CCAeLearning Sessions 2020-2021

All CCAeLearning webinars are free to CCAE members. An unlimited number of advancement staff are welcome to participate and all sessions are applicable to a wide range of advancement professionals. Sessions run from 1 - 2 p.m. Eastern time.

Fall 2020 CCAeLearning

Presenting Partner:


October 15, 2020, @1 p.m. ET: A Circle of Abundance: A Decade of Learning with Indigenous Women Leaders

Eileen Alma, Director, Centre for Women's Leadership, Coady Institute, St. Francis Xavier University
Twitter: @coadywomenlead & @eileen_alma

Karri-Lynn Paul, Program Lead, Indigenous Programs, Coady Institute, St. Francis Xavier University
Twitter: @KarriLynnPaul

In November 2019, Coady fulfilled a commitment to Indigenous women leaders to hold a graduate-led Indigenous Women in Community Leadership (IWCL) Gathering. Since 2011, the IWCL program has already benefited more than 150 emerging Indigenous women leaders from First Nations, Métis and Inuit communities. It is the only program in the country for Indigenous women that provides the opportunity to undertake community analysis and to stimulate community-driven development initiatives during their learning period, as well as receive one-on-one Indigenous leadership mentoring.

The Gathering re-affirmed the importance of Coady's programming in support of Indigenous women and focused on the key successes graduates have had as community leaders, highlighting the concept of asset-based community development. This session will share some of the learning about what went into the planning of the Gathering, important lessons learned and outcomes. In particular, the session will elaborate on how the Gathering has helped to shape the Institute’s expected graduate connections moving forward in ways that further reconciliation and partnership, focusing on the concept of abundance for all.

Learning Objectives
  1. To highlight some of the innovative design aspects of the Gathering, focusing on Indigenous ways of knowing and doing
  2. To discuss key lessons learned, of relevance to non-Indigenous academic Institutions
  3. To share key principles for educational partnerships with Indigenous peoples



Winter 2021 CCAeLearning

February 18, 2021, @1 p.m. ET: Students and Donors Benefit When Silos Disappear: How to break down barriers between the Student Financial Aid and Philanthropy functions at your institution

Kathryn Davidson, Philanthropy Director, Lakehead University
Josh Levac, Associate Registrar, Student Awards and Financial Aid, Lakehead University

Canadian post-secondary philanthropy departments play an important role in helping to fund many of the projects that their institutions undertake. One major component is the solicitation of funding from donors to help establish scholarships, bursaries and awards. In many cases the responsible departments are silos, understanding only their work, and the lack of communication can result in frustrated employees and donors.
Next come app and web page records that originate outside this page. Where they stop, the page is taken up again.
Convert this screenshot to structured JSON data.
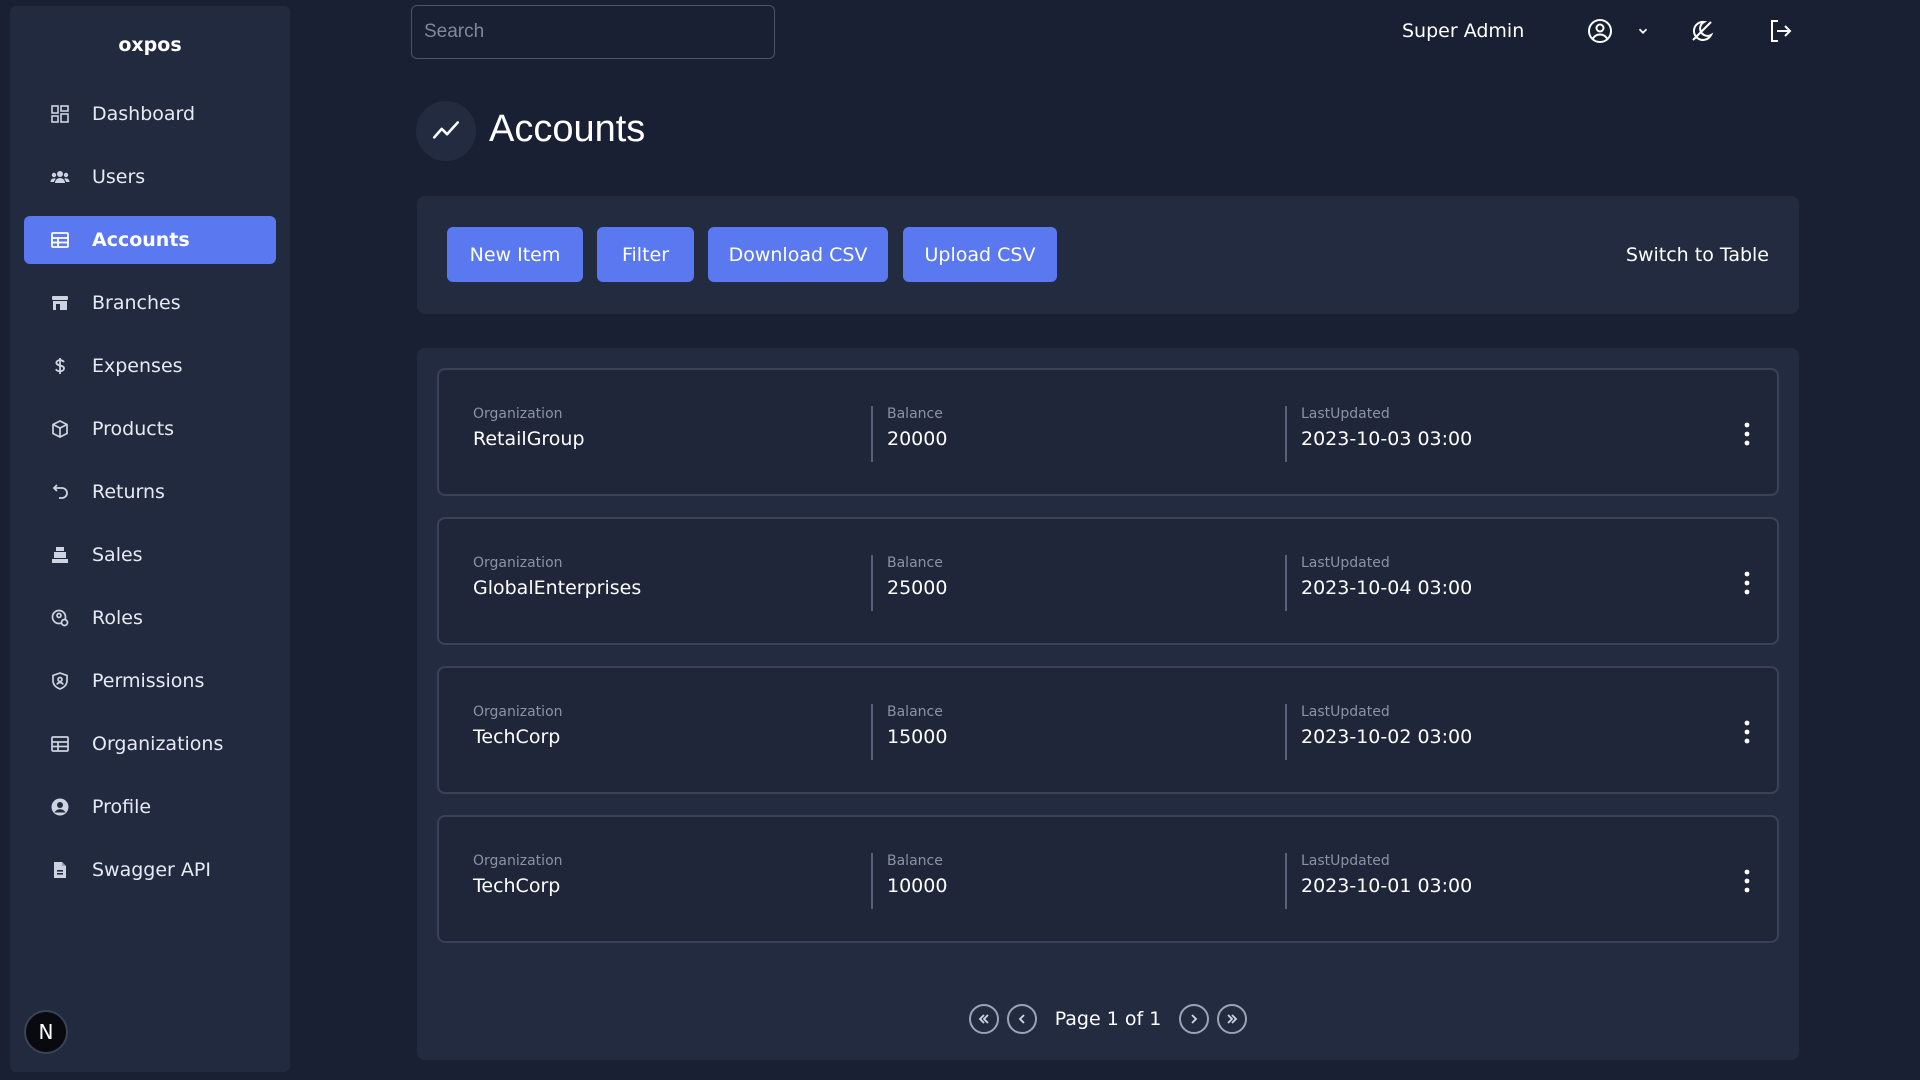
{
  "app": {
    "brand": "oxpos"
  },
  "sidebar": {
    "items": [
      {
        "label": "Dashboard",
        "icon": "grid-icon"
      },
      {
        "label": "Users",
        "icon": "users-icon"
      },
      {
        "label": "Accounts",
        "icon": "table-icon",
        "active": true
      },
      {
        "label": "Branches",
        "icon": "store-icon"
      },
      {
        "label": "Expenses",
        "icon": "dollar-icon"
      },
      {
        "label": "Products",
        "icon": "box-icon"
      },
      {
        "label": "Returns",
        "icon": "undo-icon"
      },
      {
        "label": "Sales",
        "icon": "register-icon"
      },
      {
        "label": "Roles",
        "icon": "role-icon"
      },
      {
        "label": "Permissions",
        "icon": "shield-icon"
      },
      {
        "label": "Organizations",
        "icon": "table-icon"
      },
      {
        "label": "Profile",
        "icon": "user-circle-icon"
      },
      {
        "label": "Swagger API",
        "icon": "file-icon"
      }
    ],
    "badge": "N"
  },
  "topbar": {
    "search_placeholder": "Search",
    "user_name": "Super Admin"
  },
  "page": {
    "title": "Accounts"
  },
  "toolbar": {
    "new_item": "New Item",
    "filter": "Filter",
    "download_csv": "Download CSV",
    "upload_csv": "Upload CSV",
    "switch_view": "Switch to Table"
  },
  "columns": {
    "organization": "Organization",
    "balance": "Balance",
    "last_updated": "LastUpdated"
  },
  "rows": [
    {
      "organization": "RetailGroup",
      "balance": "20000",
      "last_updated": "2023-10-03 03:00"
    },
    {
      "organization": "GlobalEnterprises",
      "balance": "25000",
      "last_updated": "2023-10-04 03:00"
    },
    {
      "organization": "TechCorp",
      "balance": "15000",
      "last_updated": "2023-10-02 03:00"
    },
    {
      "organization": "TechCorp",
      "balance": "10000",
      "last_updated": "2023-10-01 03:00"
    }
  ],
  "pagination": {
    "text": "Page 1 of 1"
  },
  "colors": {
    "accent": "#5a78f0",
    "background": "#1a2033",
    "panel": "#232b41"
  }
}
Over the past 5 years, Lakehead University has started to break down our interoffice barriers, communicate, and develop an internal methodology that can help other siloed institutions to develop synergies and create an open dialogue and understanding of processes.

Learning Objectives
  1. Demonstration of best practice in procedures and communication between departments
  2. Development of Student Financial Aid Policy
  3. Demonstration of benefits to students and donors when silos are broken down


March 11, 2021, @1 p.m. ET: Dalhousie Medical Research Foundation Thankathon: How to thank your donors for $300

Jon Bruhm, Donor Relation, Dalhousie Medical Research Foundation
Twitter: @dmrf1979 | Instagram: @dmrf79

On Valentine’s Day in 2019 & 2020, the Dalhousie Medical Research Foundation held its Thankathon - a multi-pronged donor relations initiative intended to show some love to its donors. Find out how this small shop expressed gratitude to thousands of donors in just one day... without "thasking," and on a shoestring budget.

Learning Objectives
  1. One approach to engaging and building a culture of gratitude among your board members, colleagues and funding recipients
  2. Avoiding the “Thask” - sometimes, you just need to say thank you, with no strings attached
  3. Get over your fear of the phone: Not everyone is allergic to receiving an old school phone calls!